Good Aquacultural Practices
The Good Aquacultural Practices Training Program (GAqP)
Food safety has become an issue of increasing concern in the US. An obvious approach to assuring the safety of our food is to have the various government agencies with responsibility inspect and certify all foods against chemical and biological contamination. When one considers the enormity and potential expense of this task it becomes clear that it is not a reasonable approach. A better approach is to combine limited inspection with on farm education in good agricultural practices that will improve the safety of foods shipped from the farms. Nowhere is this more important than in foods imported from overseas, production sources over which the US has little control other than shutting off imports. For exporters the potential closure of US markets is a strong incentive to cooperate. (In the last few years FDA has detained approximately 10% of the imported shrimp shipments at port of entry because they tested positive for Salmonella.)
Although aquaculture production controls are enforced in the United States, the majority of our aquaculture-produced seafood is imported. Shrimp is the most traded seafood product in the world.
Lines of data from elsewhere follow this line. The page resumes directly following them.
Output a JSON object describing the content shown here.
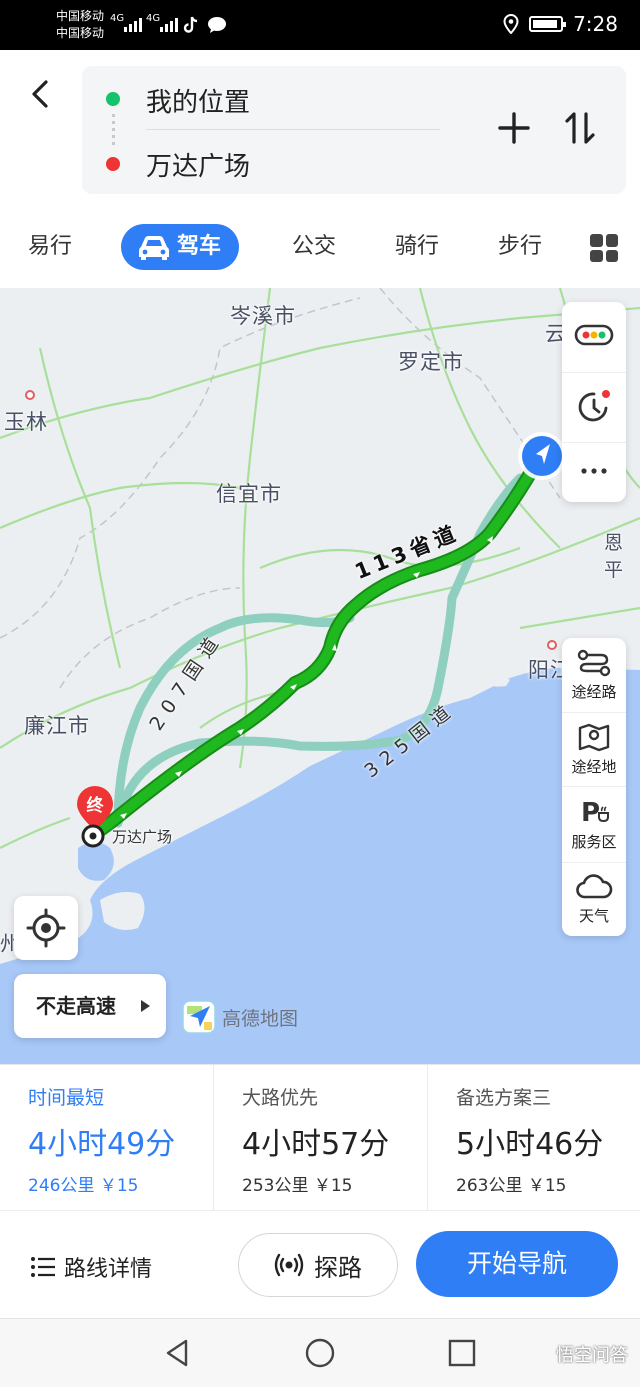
{
  "status_bar": {
    "carrier_1": "中国移动",
    "carrier_2": "中国移动",
    "network_1": "4G",
    "network_2": "4G",
    "time": "7:28"
  },
  "header": {
    "from": "我的位置",
    "to": "万达广场"
  },
  "tabs": [
    {
      "label": "易行"
    },
    {
      "label": "驾车"
    },
    {
      "label": "公交"
    },
    {
      "label": "骑行"
    },
    {
      "label": "步行"
    }
  ],
  "map": {
    "cities": [
      "岑溪市",
      "罗定市",
      "玉林",
      "信宜市",
      "廉江市",
      "阳江",
      "云",
      "恩平",
      "州"
    ],
    "road_labels": {
      "s113": "113省道",
      "g207": "207国道",
      "g325": "325国道"
    },
    "destination_marker": "终",
    "destination_label": "万达广场",
    "side_tools": [
      {
        "label": "途经路"
      },
      {
        "label": "途经地"
      },
      {
        "label": "服务区"
      },
      {
        "label": "天气"
      }
    ],
    "no_highway_label": "不走高速",
    "brand": "高德地图"
  },
  "routes": [
    {
      "name": "时间最短",
      "time": "4小时49分",
      "meta": "246公里 ￥15",
      "selected": true
    },
    {
      "name": "大路优先",
      "time": "4小时57分",
      "meta": "253公里 ￥15",
      "selected": false
    },
    {
      "name": "备选方案三",
      "time": "5小时46分",
      "meta": "263公里 ￥15",
      "selected": false
    }
  ],
  "actions": {
    "details": "路线详情",
    "probe": "探路",
    "start": "开始导航"
  },
  "watermark": "悟空问答",
  "colors": {
    "accent": "#2f7ef5",
    "route_main": "#1fb81f",
    "route_alt": "#8ecfc0",
    "sea": "#a8c8f8",
    "start_dot": "#15c36b",
    "end_dot": "#ee3434"
  }
}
In the United States, shrimp imports represent 88% of the total shrimp consumed (the vast majority from aquaculture),38% of the total value of all seafood products imported, and 29% of the value of all raw marine fishery products available in the U.S. marketplace. Shrimp is also the most consumed seafood in the United States, increasing from a previous record 1.68 Kgs per person in 2002 to 1.82 Kgs in 2010.
Need for Good Aquaculture Practices Training
The majority of the real and perceived concerns with the safety and quality of raw aquaculture products originate at the farm level. These concerns include pathogen contamination (e.g. Salmonella), chemical contamination, and misused or unapproved chemotherapeutic drugs. All of these risks generally occur at the farm level where there is currently little to no training or regulatory oversight. Seafood processors, in contrast, have all types of food safety training available to them and usually have their own safety and quality control programs; are required worldwide to comply with HACCP and GMPs; and must undergo regulatory inspections by officials at the local, state, and federal level.
There are a number of examples of illness from biological contamination of imported shrimp and the detection of unapproved chemicals (only one drug is approved for use on shrimp in the US, in some countries as many as 300 different drugs are approved.)
What is the GAqP Train-the-Trainer Program?
The GAqP Train-the-Trainer Program is a five-day in-country training course for extension specialists or their equivalent and other individuals from the country with responsibilities for education and outreach on aquaculture food safety.
JIFSAN has worked with the Johnson Diversey Corporation through the Johnson Diversey International Food Safety Initiative (JDIFSI) to develop the Good Aquaculture Practices Training Program (GAqP). A development and teaching team was formed consisting of seafood specialists from the University of Maryland, Virginia Polytechnic Institute and State University, the FDA and JohnsonDiversey.
A pilot program was offered in Viet Nam on November 13-17, 2006. It is noteworthy that the pilot program coincided with the President's visit, with approval of a bill to normalize US trade relations with Viet Nam and is prelude to its entrance to the WTO. Since its initial offer it has been held in seven countries.
- 2006 - Vietnam
- 2008 - Thailand, Indonesia
- 2009, 2010, 2011 - Bangladesh
- 2010 - Malaysia
- 2011 - China
- 2012 - India
A typical program includes lectures, presentations, problem analysis, pond farm and production facility visits and evaluation. A key component of the program is the on farm and production facility visit. These visits allow the participants to evaluate their local practices and make recommendations for improvement under the guidance of the teaching team. The GAqPs recommendations are globally applicable and independent of location or agricultural and industrial circumstances. Future trainers can use the manual and materials free of charge. The course includes a module on Effective Training to assist in developing the best program to fit available teaching resources, audience needs and cultural and political circumstances.
Typical Program Content
- Aquaculture Product Safety and Consumer Health
- Trade and Aquaculture Products
- HACCP Applications in Shrimp Hatchery Operations
- Growout Pond and Water Quality Management & Water Quality
- Traceability From Farm to Table
- Prerequisite Programs for Good Manufacturing Practices (GMPs)
- Effective Cleaning and Sanitizing Procedures
- Food Laws and Regulations
- Use of Chemotherapeutics and Antibiotics
- Exercise Hand washing
- Field Trip Exercise
- Standard Operating Procedures
- HACCP Principles for Control of Antibiotic Residues
- Developing an Effective Training Program